A study results showed that maternal obesity during pregnancy may increase the risk for metabolic compromise in the offspring that is already apparent at birth.

Offspring of obese mothers have an increased risk for obesity and diabetes, write Patrick M. Catalano, MD, from Case Western Reserve University at MetroHealth Medical Center in Cleveland, Ohio, and colleagues. The purpose of this study was to determine whether fetuses of obese women have increased obesity, insulin resistance, and markers of inflammation, supporting the concept of fetal programming.

The study investigated 53 lean and 68 obese women with singleton term pregnancies who were assessed at elective cesarean delivery. The investigators determined measures of insulin resistance and cytokines from maternal blood and umbilical cord blood, and within 24 hours of delivery anthropometric measurements allowed evaluation of neonatal body composition.

Compared with newborns born to lean women, those born to obese women had greater percent body fat (13.1% ± 3.4% vs 11.6% ± 2.9%; P = .02), homeostasis model assessment of insulin resistance (1.51 ± 0.86 vs 1.06 ± 0.70; P = .003), cord leptin (14.5 ± 13.5 ng/mL vs 8.2 ± 4.7 ng/mL; P = .001), and interleukin-6 (3.5 ± 2.3 pg/mL vs 2.4 ± 1.4 pg/mL; P = .02).

Even after adjusting for potential confounders, there was a strong positive correlation between fetal adiposity and insulin resistance (r = .32; P = .0008) as well as maternal pregravid body mass index (BMI) and fetal insulin resistance (r = 0.31; P = .007). Although cord leptin correlated significantly with fetal insulin resistance (r = .30; P = .001), there were no significant correlations between any other umbilical cord cytokines and fetal insulin resistance.

These data suggest that maternal obesity creates a significant risk for the next generations with metabolic compromise already apparent at birth, the study authors write.

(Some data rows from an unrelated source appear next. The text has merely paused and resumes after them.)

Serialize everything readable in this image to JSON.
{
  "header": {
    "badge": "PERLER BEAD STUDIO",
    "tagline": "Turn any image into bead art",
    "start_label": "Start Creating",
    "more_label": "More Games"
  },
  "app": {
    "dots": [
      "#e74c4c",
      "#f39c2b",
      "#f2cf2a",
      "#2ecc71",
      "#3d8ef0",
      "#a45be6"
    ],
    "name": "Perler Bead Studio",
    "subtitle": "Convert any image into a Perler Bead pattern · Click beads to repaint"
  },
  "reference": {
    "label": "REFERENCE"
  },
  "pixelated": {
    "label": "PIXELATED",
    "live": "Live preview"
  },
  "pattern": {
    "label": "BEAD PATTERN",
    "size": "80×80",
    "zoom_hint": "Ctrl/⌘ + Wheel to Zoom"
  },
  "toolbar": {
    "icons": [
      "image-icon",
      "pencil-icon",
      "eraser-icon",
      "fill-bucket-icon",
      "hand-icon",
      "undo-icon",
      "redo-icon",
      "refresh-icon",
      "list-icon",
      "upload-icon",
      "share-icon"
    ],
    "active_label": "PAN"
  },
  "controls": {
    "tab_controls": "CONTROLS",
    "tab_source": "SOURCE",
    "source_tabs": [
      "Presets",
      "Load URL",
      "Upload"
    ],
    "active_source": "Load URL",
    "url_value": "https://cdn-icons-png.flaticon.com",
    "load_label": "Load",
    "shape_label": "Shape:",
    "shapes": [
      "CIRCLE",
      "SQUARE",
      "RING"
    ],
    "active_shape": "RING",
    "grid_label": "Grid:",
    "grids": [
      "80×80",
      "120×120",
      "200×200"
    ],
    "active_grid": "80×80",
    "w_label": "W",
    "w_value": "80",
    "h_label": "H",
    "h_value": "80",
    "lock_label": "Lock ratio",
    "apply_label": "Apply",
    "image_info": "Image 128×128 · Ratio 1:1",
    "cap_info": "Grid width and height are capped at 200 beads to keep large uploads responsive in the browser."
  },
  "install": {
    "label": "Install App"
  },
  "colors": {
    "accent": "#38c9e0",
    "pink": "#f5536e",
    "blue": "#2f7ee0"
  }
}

Therefore, if prevention of obesity is the goal rather than treatment, the perinatal period may be an important focus of future research.

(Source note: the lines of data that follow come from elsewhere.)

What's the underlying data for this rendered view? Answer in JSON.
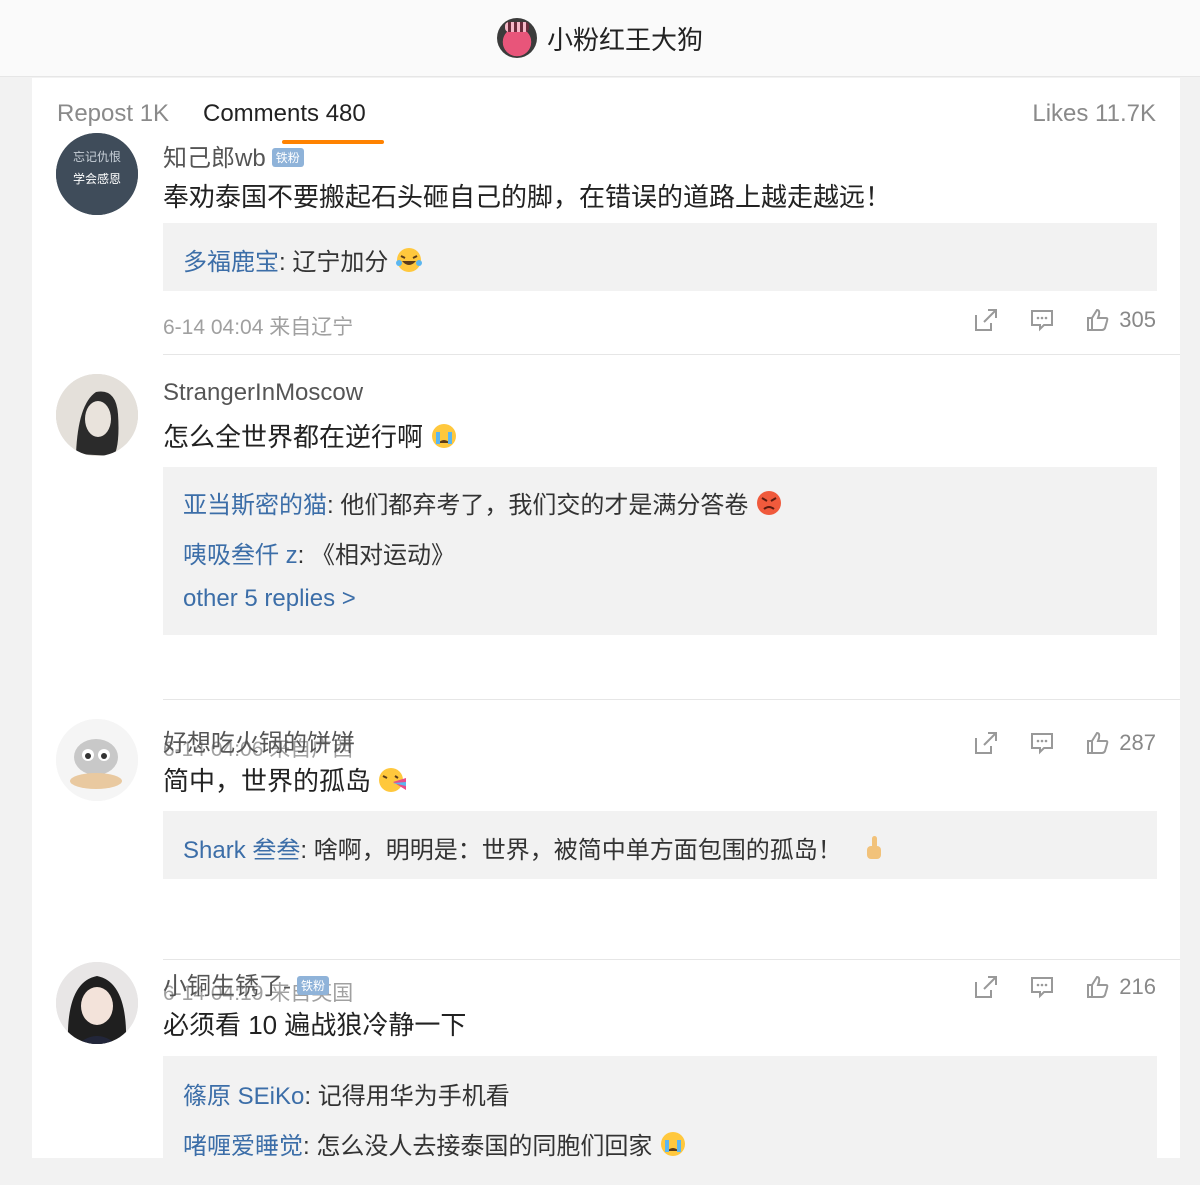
{
  "header": {
    "title": "小粉红王大狗",
    "avatar_icon": "profile-avatar"
  },
  "tabs": {
    "repost": "Repost 1K",
    "comments": "Comments 480",
    "likes": "Likes 11.7K",
    "active": "comments",
    "accent": "#ff8200"
  },
  "comments": [
    {
      "username": "知己郎wb",
      "badge": "铁粉",
      "text": "奉劝泰国不要搬起石头砸自己的脚，在错误的道路上越走越远！",
      "replies": [
        {
          "name": "多福鹿宝",
          "text": ": 辽宁加分"
        }
      ],
      "meta": "6-14 04:04 来自辽宁",
      "likes": "305"
    },
    {
      "username": "StrangerInMoscow",
      "text": "怎么全世界都在逆行啊",
      "replies": [
        {
          "name": "亚当斯密的猫",
          "text": ": 他们都弃考了，我们交的才是满分答卷"
        },
        {
          "name": "咦吸叁仟 z",
          "text": ": 《相对运动》"
        }
      ],
      "more": "other 5 replies >",
      "meta": "6-14 04:06 来自广西",
      "likes": "287"
    },
    {
      "username": "好想吃火锅的饼饼",
      "text": "简中，世界的孤岛",
      "replies": [
        {
          "name": "Shark 叁叁",
          "text": ": 啥啊，明明是：世界，被简中单方面包围的孤岛！"
        }
      ],
      "meta": "6-14 04:19 来自英国",
      "likes": "216"
    },
    {
      "username": "小铜生锈了-",
      "badge": "铁粉",
      "text": "必须看 10 遍战狼冷静一下",
      "replies": [
        {
          "name": "篠原 SEiKo",
          "text": ": 记得用华为手机看"
        },
        {
          "name": "啫喱爱睡觉",
          "text": ": 怎么没人去接泰国的同胞们回家"
        }
      ]
    }
  ],
  "colors": {
    "link": "#3c6ea8",
    "meta": "#a0a0a0",
    "reply_bg": "#f2f2f2"
  }
}
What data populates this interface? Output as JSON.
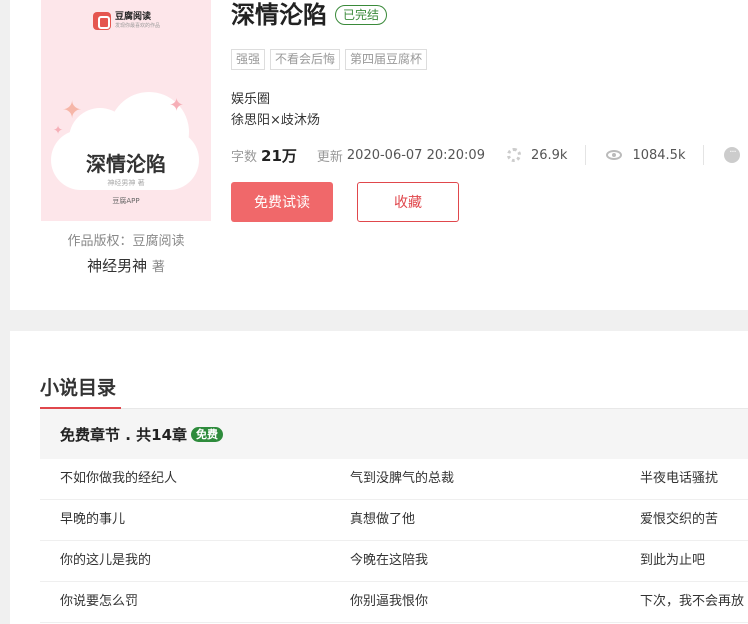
{
  "cover": {
    "logo_name": "豆腐阅读",
    "logo_sub": "发现你最喜欢的作品",
    "title": "深情沦陷",
    "author": "神经男神 著",
    "app": "豆腐APP"
  },
  "copyright": "作品版权：豆腐阅读",
  "author": {
    "name": "神经男神",
    "suffix": "著"
  },
  "book": {
    "title": "深情沦陷",
    "status": "已完结",
    "tags": [
      "强强",
      "不看会后悔",
      "第四届豆腐杯"
    ],
    "genre": "娱乐圈",
    "cp": "徐思阳×歧沐炀"
  },
  "stats": {
    "words_label": "字数",
    "words_value": "21万",
    "updated_label": "更新",
    "updated_value": "2020-06-07 20:20:09",
    "likes": "26.9k",
    "views": "1084.5k",
    "more_icon": "ellipsis-circle-icon"
  },
  "actions": {
    "read_label": "免费试读",
    "favorite_label": "收藏"
  },
  "catalog": {
    "title": "小说目录",
    "free_section": "免费章节 . 共14章",
    "free_badge": "免费",
    "rows": [
      [
        "不如你做我的经纪人",
        "气到没脾气的总裁",
        "半夜电话骚扰"
      ],
      [
        "早晚的事儿",
        "真想做了他",
        "爱恨交织的苦"
      ],
      [
        "你的这儿是我的",
        "今晚在这陪我",
        "到此为止吧"
      ],
      [
        "你说要怎么罚",
        "你别逼我恨你",
        "下次，我不会再放"
      ]
    ]
  },
  "colors": {
    "accent": "#e0474c",
    "read_button": "#f0686a",
    "complete_green": "#3a8a3a",
    "free_badge": "#2e8b3c",
    "cover_bg": "#fde6ea"
  }
}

The study showed a drawback that the estimates of insulin resistance in this study are likely to reflect mostly peripheral and not hepatic insulin resistance.

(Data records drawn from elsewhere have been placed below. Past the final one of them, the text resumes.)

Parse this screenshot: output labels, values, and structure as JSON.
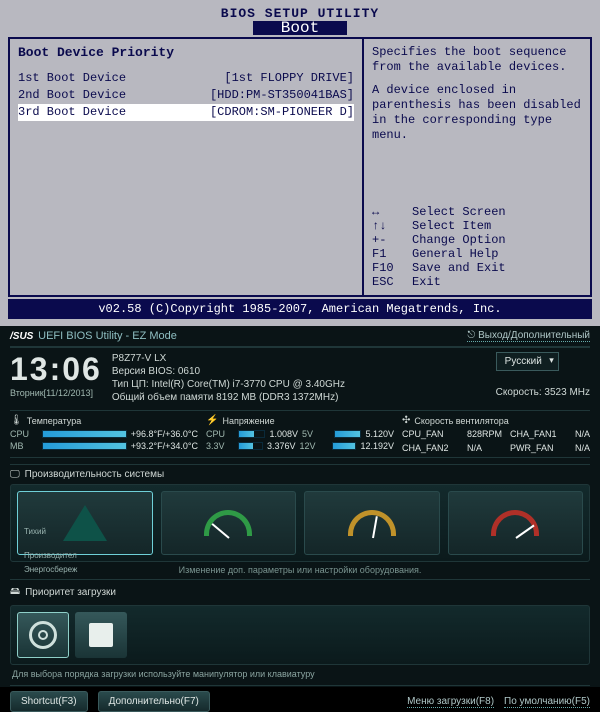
{
  "ami": {
    "title": "BIOS SETUP UTILITY",
    "tab": "Boot",
    "heading": "Boot Device Priority",
    "rows": [
      {
        "label": "1st Boot Device",
        "value": "[1st FLOPPY DRIVE]"
      },
      {
        "label": "2nd Boot Device",
        "value": "[HDD:PM-ST350041BAS]"
      },
      {
        "label": "3rd Boot Device",
        "value": "[CDROM:SM-PIONEER D]"
      }
    ],
    "desc1": "Specifies the boot sequence from the available devices.",
    "desc2": "A device enclosed in parenthesis has been disabled in the corresponding type menu.",
    "keys": [
      {
        "k": "↔",
        "v": "Select Screen"
      },
      {
        "k": "↑↓",
        "v": "Select Item"
      },
      {
        "k": "+-",
        "v": "Change Option"
      },
      {
        "k": "F1",
        "v": "General Help"
      },
      {
        "k": "F10",
        "v": "Save and Exit"
      },
      {
        "k": "ESC",
        "v": "Exit"
      }
    ],
    "footer": "v02.58 (C)Copyright 1985-2007, American Megatrends, Inc."
  },
  "uefi": {
    "logo": "/SUS",
    "subtitle": "UEFI BIOS Utility - EZ Mode",
    "exit_link": "Выход/Дополнительный",
    "clock": "13:06",
    "date": "Вторник[11/12/2013]",
    "board": "P8Z77-V LX",
    "bios_ver_label": "Версия BIOS:",
    "bios_ver": "0610",
    "cpu_label": "Тип ЦП:",
    "cpu": "Intel(R) Core(TM) i7-3770 CPU @ 3.40GHz",
    "mem_label": "Общий объем памяти",
    "mem": "8192 MB (DDR3 1372MHz)",
    "speed_label": "Скорость:",
    "speed": "3523 MHz",
    "lang": "Русский",
    "temp_title": "Температура",
    "volt_title": "Напряжение",
    "fan_title": "Скорость вентилятора",
    "temps": [
      {
        "name": "CPU",
        "value": "+96.8°F/+36.0°C"
      },
      {
        "name": "MB",
        "value": "+93.2°F/+34.0°C"
      }
    ],
    "volts": [
      {
        "name": "CPU",
        "v1": "1.008V",
        "n2": "5V",
        "v2": "5.120V"
      },
      {
        "name": "3.3V",
        "v1": "3.376V",
        "n2": "12V",
        "v2": "12.192V"
      }
    ],
    "fans": [
      {
        "name": "CPU_FAN",
        "value": "828RPM"
      },
      {
        "name": "CHA_FAN1",
        "value": "N/A"
      },
      {
        "name": "CHA_FAN2",
        "value": "N/A"
      },
      {
        "name": "PWR_FAN",
        "value": "N/A"
      }
    ],
    "perf_title": "Производительность системы",
    "perf_quiet": "Тихий",
    "perf_prod": "Производител",
    "perf_energy": "Энергосбереж",
    "perf_hint": "Изменение доп. параметры или настройки оборудования.",
    "boot_title": "Приоритет загрузки",
    "boot_hint": "Для выбора порядка загрузки используйте манипулятор или клавиатуру",
    "btn_shortcut": "Shortcut(F3)",
    "btn_advanced": "Дополнительно(F7)",
    "link_bootmenu": "Меню загрузки(F8)",
    "link_default": "По умолчанию(F5)"
  }
}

Until we attain a better understanding of the underlying genetic predispositions, physiology and mechanisms relating to maternal and feto-placental interactions, strategies to counteract the epidemic of obesity must by necessity be considered treatment rather than prevention, the study authors conclude.